Lisa Ramsey

Find your passion, give it your all, and don't be afraid to make mistakes. Lisa Ramsey , Culinary Instructor, MS, CEC, CEPC
, The Art Institute of Tennessee — Nashville, a branch of The Art Institute of Atlanta

Was there a defining moment when you knew you were destined to become a creative professional?

Every summer I spent time in the kitchen with my grandmother making desserts from old family recipes. It gave me a sense of pride being able to carry on my family’s heritage, secrets, and love for homemade products. That love became my passion for pastry and cooking.

How do you weave your professional background into the classroom experience?

Having been in the industry for over 25 years, every day I can share my stories and anecdotes. I love teachable moments backed by personal experience. I take a real-world scenario and walk students through what happened and what the results were—good or bad. It shows that I’m human like them, and they tend to relate more to me.

What class assignment exemplifies your approach to teaching and mentoring?

There’s a perfect scenario I like to use, especially in the introductory classes. Recipes must be completed as a group, and there’s usually a student who doesn’t participate as much as the rest of the team. It’s a great opportunity for the team to practice their management skills. I ask them to pretend that this student is working for them, and to step back and figure out what they need to do to engage the student, motivate them, and help them grow.

How does collaboration contribute to students’ success—particularly when students from various programs work together?

When we open a restaurant, we need pictures, a website, marketing, and maybe a commercial, so we need to tap into the expertise of others. I encourage students to gather input from students in other programs to help with their projects. Friendships are often forged this way. After they graduate, they have resources to help them with real-life scenarios.

What’s the most important thing you impart to students to help them succeed in class and the real world?

Accountability—for their actions, their successes, and their failures. I urge them to take accountability for your mistakes, make them teachable moments for your future, and determine what you could have done to change the outcome. Bosses admire people who are accountable. As a leader or a mentor, your staff will be more likely to follow you if you’re accountable and honest.

What’s the most critical advice you would offer any student embarking on a creative career?

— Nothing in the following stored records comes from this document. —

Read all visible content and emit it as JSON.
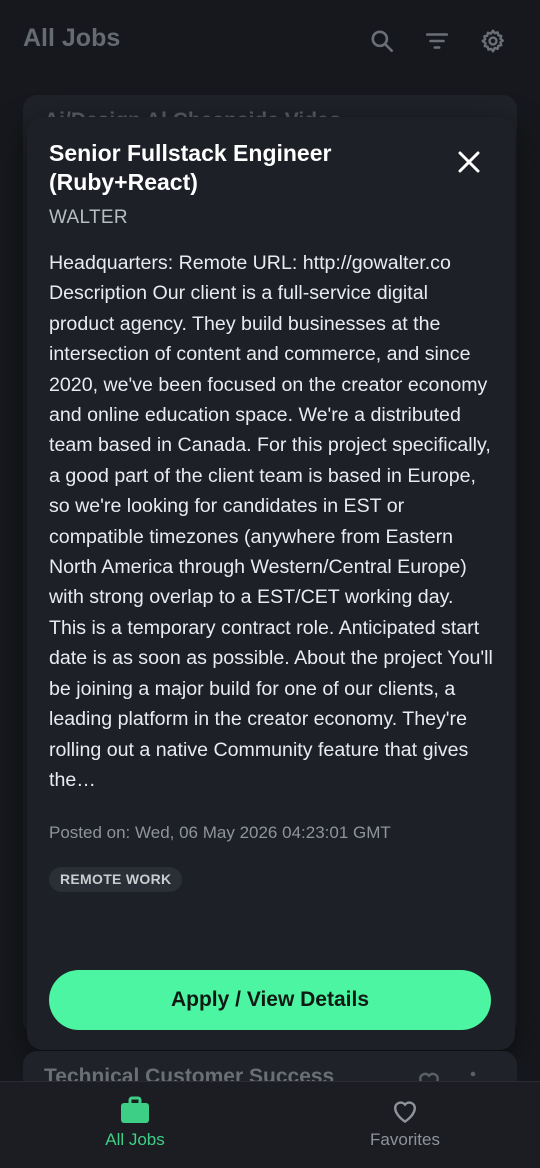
{
  "header": {
    "title": "All Jobs",
    "icons": [
      "search-icon",
      "filter-icon",
      "gear-icon"
    ]
  },
  "background_list": {
    "first_card_title": "Ai/Design Al Cheapside Video",
    "last_card_title": "Technical Customer Success"
  },
  "dialog": {
    "title": "Senior Fullstack Engineer (Ruby+React)",
    "company": "WALTER",
    "description": "Headquarters: Remote URL: http://gowalter.co Description Our client is a full-service digital product agency. They build businesses at the intersection of content and commerce, and since 2020, we've been focused on the creator economy and online education space. We're a distributed team based in Canada. For this project specifically, a good part of the client team is based in Europe, so we're looking for candidates in EST or compatible timezones (anywhere from Eastern North America through Western/Central Europe) with strong overlap to a EST/CET working day. This is a temporary contract role. Anticipated start date is as soon as possible. About the project You'll be joining a major build for one of our clients, a leading platform in the creator economy. They're rolling out a native Community feature that gives the…",
    "posted": "Posted on: Wed, 06 May 2026 04:23:01 GMT",
    "tag": "REMOTE WORK",
    "apply_label": "Apply / View Details"
  },
  "bottom_nav": {
    "items": [
      {
        "label": "All Jobs",
        "icon": "briefcase-icon",
        "active": true
      },
      {
        "label": "Favorites",
        "icon": "heart-icon",
        "active": false
      }
    ]
  },
  "colors": {
    "accent": "#4cf5a1",
    "active_nav": "#3ecf86",
    "dialog_bg": "#1d2027",
    "page_bg": "#16181d"
  }
}
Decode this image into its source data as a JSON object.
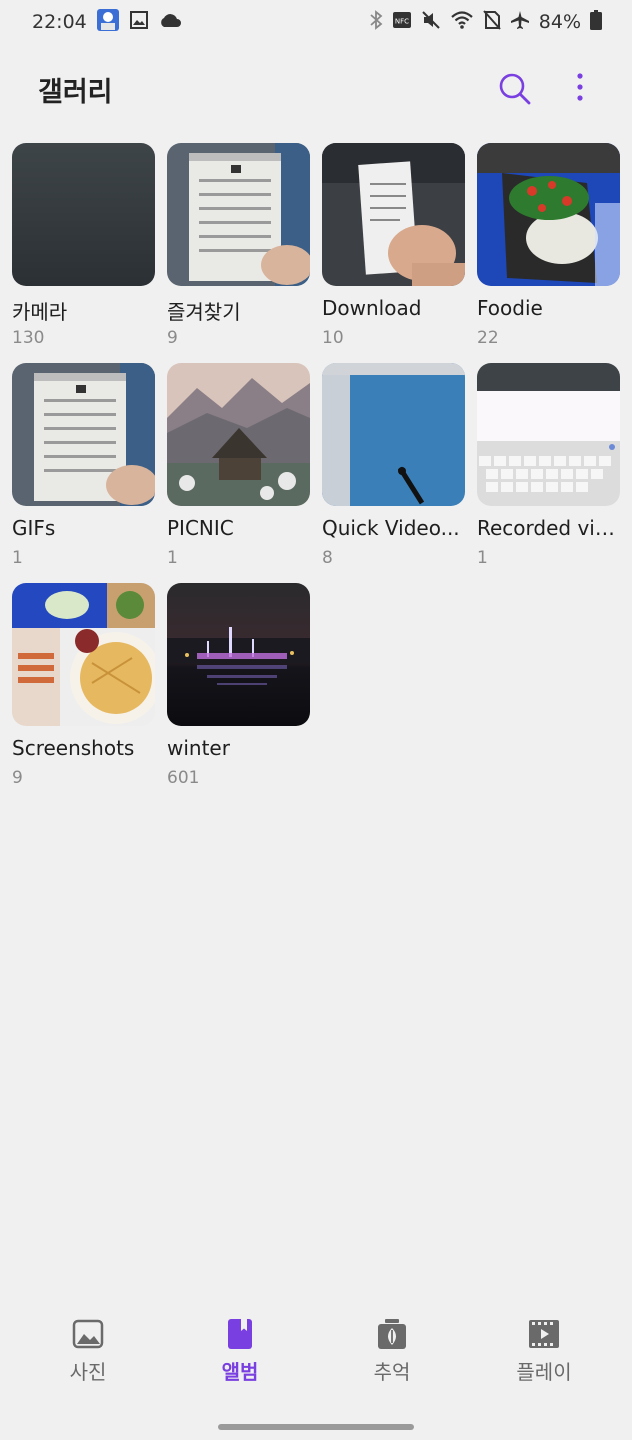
{
  "status_bar": {
    "time": "22:04",
    "battery": "84%",
    "left_icons": [
      "app-avatar-icon",
      "image-icon",
      "cloud-icon"
    ],
    "right_icons": [
      "bluetooth-icon",
      "nfc-icon",
      "mute-icon",
      "wifi-icon",
      "no-sim-icon",
      "airplane-icon",
      "battery-icon"
    ]
  },
  "app": {
    "title": "갤러리",
    "accent": "#7a3fe0"
  },
  "albums": [
    {
      "name": "카메라",
      "count": "130"
    },
    {
      "name": "즐겨찾기",
      "count": "9"
    },
    {
      "name": "Download",
      "count": "10"
    },
    {
      "name": "Foodie",
      "count": "22"
    },
    {
      "name": "GIFs",
      "count": "1"
    },
    {
      "name": "PICNIC",
      "count": "1"
    },
    {
      "name": "Quick Video...",
      "count": "8"
    },
    {
      "name": "Recorded vid...",
      "count": "1"
    },
    {
      "name": "Screenshots",
      "count": "9"
    },
    {
      "name": "winter",
      "count": "601"
    }
  ],
  "bottom_nav": {
    "items": [
      {
        "label": "사진",
        "icon": "photo-icon"
      },
      {
        "label": "앨범",
        "icon": "album-icon"
      },
      {
        "label": "추억",
        "icon": "memories-icon"
      },
      {
        "label": "플레이",
        "icon": "play-film-icon"
      }
    ],
    "active_index": 1
  }
}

Find your passion, give it your all, and don’t be afraid to make mistakes. There’s nothing more satisfying than waking up every morning excited to go to work. Triumph or tragedy, make the most out of every day and learn from your experiences.